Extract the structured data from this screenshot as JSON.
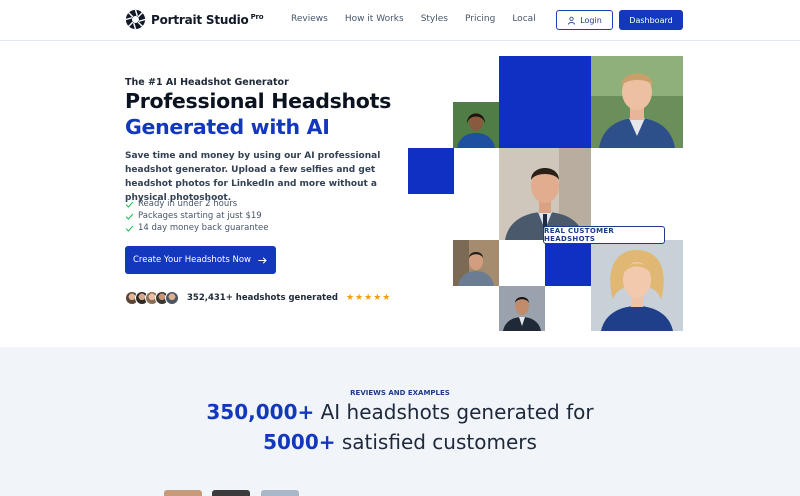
{
  "brand": {
    "name": "Portrait Studio",
    "sup": "Pro"
  },
  "nav": [
    "Reviews",
    "How it Works",
    "Styles",
    "Pricing",
    "Local"
  ],
  "header": {
    "login_label": "Login",
    "dashboard_label": "Dashboard"
  },
  "hero": {
    "eyebrow": "The #1 AI Headshot Generator",
    "title_line1": "Professional Headshots",
    "title_line2": "Generated with AI",
    "lead": "Save time and money by using our AI professional headshot generator. Upload a few selfies and get headshot photos for LinkedIn and more without a physical photoshoot.",
    "checks": [
      "Ready in under 2 hours",
      "Packages starting at just $19",
      "14 day money back guarantee"
    ],
    "cta_label": "Create Your Headshots Now",
    "proof_text": "352,431+ headshots generated",
    "stars": "★★★★★",
    "badge": "REAL CUSTOMER HEADSHOTS"
  },
  "reviews": {
    "eyebrow": "REVIEWS AND EXAMPLES",
    "line1_accent": "350,000+",
    "line1_rest": " AI headshots generated for",
    "line2_accent": "5000+",
    "line2_rest": " satisfied customers"
  },
  "colors": {
    "brand_blue": "#1338be",
    "tile_blue": "#1030c4",
    "check_green": "#22c55e",
    "star": "#f59e0b"
  },
  "icons": [
    "camera-aperture-icon",
    "user-icon",
    "check-icon",
    "arrow-right-icon",
    "star-icon"
  ]
}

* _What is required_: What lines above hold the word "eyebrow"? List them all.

* _Written solution_:
    "eyebrow": "The #1 AI Headshot Generator",
    "eyebrow": "REVIEWS AND EXAMPLES",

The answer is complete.